THE BOOKS OF EARTHSEA by Ursula K. Le Guin (BOOK REVIEW)
With a new illustrated edition of all Ursula Le Guin’s Earthsea writings just published, there has never been a better time to immerse oneself in works of fiction that justify her acclaim as the Grand Master of fantasy.
It all begin with A Wizard of Earthsea, a story about a young man known as Sparrowhawk who will become a ‘dragonlord and Archmage’. Born and raised on the island of Gont in the Earthsea archipelago, he becomes known for what we would now call occult powers but such an ability is not unknown in Earthsea and he is packed off to a wizard school on the island of Roke. Here he learns some serious magic, fraught with frightening possibilities and demons of his own making. What follows is an odyssey that becomes a search for his own identity.
Apart from being a thrilling Bildungsroman, there are two especially noteworthy aspects to the first novel set in the archipelago. First, Sparrowhawk is dark-skinned and it is the plundering Kargs, attacking Gort in the first chapter, who are ‘white-skinned, yellow-haired’. The book was first published in the US in 1968 and, even if his colour did register with publicists (‘I didn’t make an issue of it,’ says le Guin), any illustration depicting a non-white hero was unthinkable. For years, he duly appeared as a young white boy on front covers of the book.

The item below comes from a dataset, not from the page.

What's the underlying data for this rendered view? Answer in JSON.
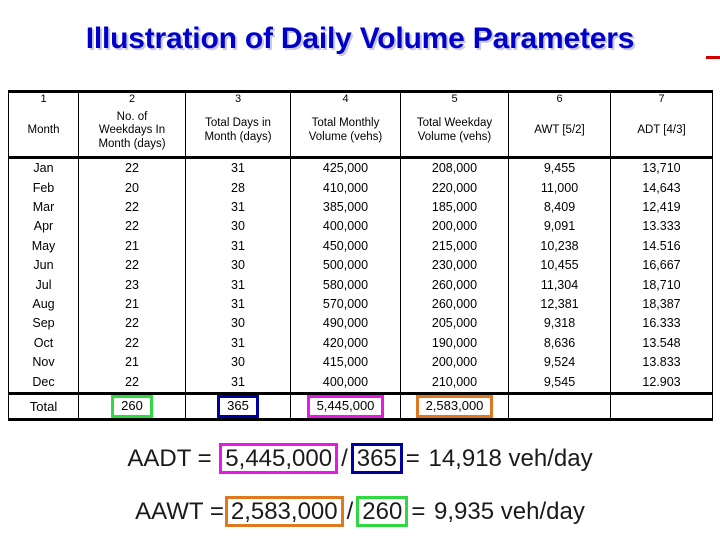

The other point to note, three decades before JK Rowling gave a similar education to her sorcerer, is Sparrowhawk’s attendance at a school for wizards. Le Guin was diplomatic enough not to accuse Rowling of plagiarism while making an important critical observation: ‘I didn’t feel she ripped me off, as some people did, though she could have been more gracious about her predecessors. My incredulity was at the critics who found the first book wonderfully original. She has many virtues, but originality isn’t one of them. That hurt.’ More pointedly, she has summed up the limitations of Rowling’s Harry Potter books: ‘a lively kid’s fantasy crossed with a ‘school novel’, good fare for its age group, but stylistically ordinary, imaginatively derivative, and ethically rather mean-spirited.’
The Tombs of Atuan, the sequel to A Wizard of Earthsea, introduces a young girl, Tenar, who was born in the Kargish empire and taken to be a high priestess to the ‘Nameless Ones’ at the Tombs of Atuan. As the result of her encounter with Ged (Sparrowhawk’s real name), she also has to examine her own life although the full consequences of this process – confronting a male-dominated world – do not become apparent until a separate book, Tehanu, appears in 1990. Long before then, however, the story of how the young sorcerer from Gont completes his existential quest reaches its philosophical conclusion in The Farthest Shore (1973).
It was Ged’s pride that, in A Wizard of Earthsea, led him to summon a spirit from the dead, a deed that opened a tear in the world’s fabric and allowed in a shadowy beast of unbeing. As the story unfolds in the books that follow, it becomes possible to see this beast as a part of Ged’s own self and in The Farthest Shore there is a final confrontation that re-enacts this encounter with his own nature. He learns that there will always be dragons blocking your way and that, ultimately, there is no magic that gets you through life’s changes. Taoist and Buddhist reflections are there in the writings’ background but without, as Le Guin puts it, the ‘God business’.
The novels’ appeal to adults and younger readers has not declined over the years – the trilogy has never been out of print – and it was only a matter of time before Le Guin was encouraged to write more stories set in Earthsea. Over the years, these have amounted to over half a dozen additional texts and they are all included in the definitive new publication, The Books of Earthsea.
The extra material begins with Tales from Earthsea, a set of five tales that explore or extend the world first created in the four earlier novels, and includes a lecture, ‘Children, Women, Men and Dragons’, Le Guin delivered at a university conference. In it, she considers how in the Western tradition ‘ heroism has been gendered: the hero is a man’ and why she wrote Tehanu as an act of affirmative action.
The nearly one thousand pages of The Books of Earthsea amount to a landmark publication and make amazingly good value as a necessary purchase, the literary equivalent of a box set of all the Beatles recordings. There are nearly sixty illustrations including many in colour, by an artist, Charles Vess, who worked with Le Guin on all of them. It’s a shame she never lived to see the book in print but she knew what it would look like and gave it her blessing.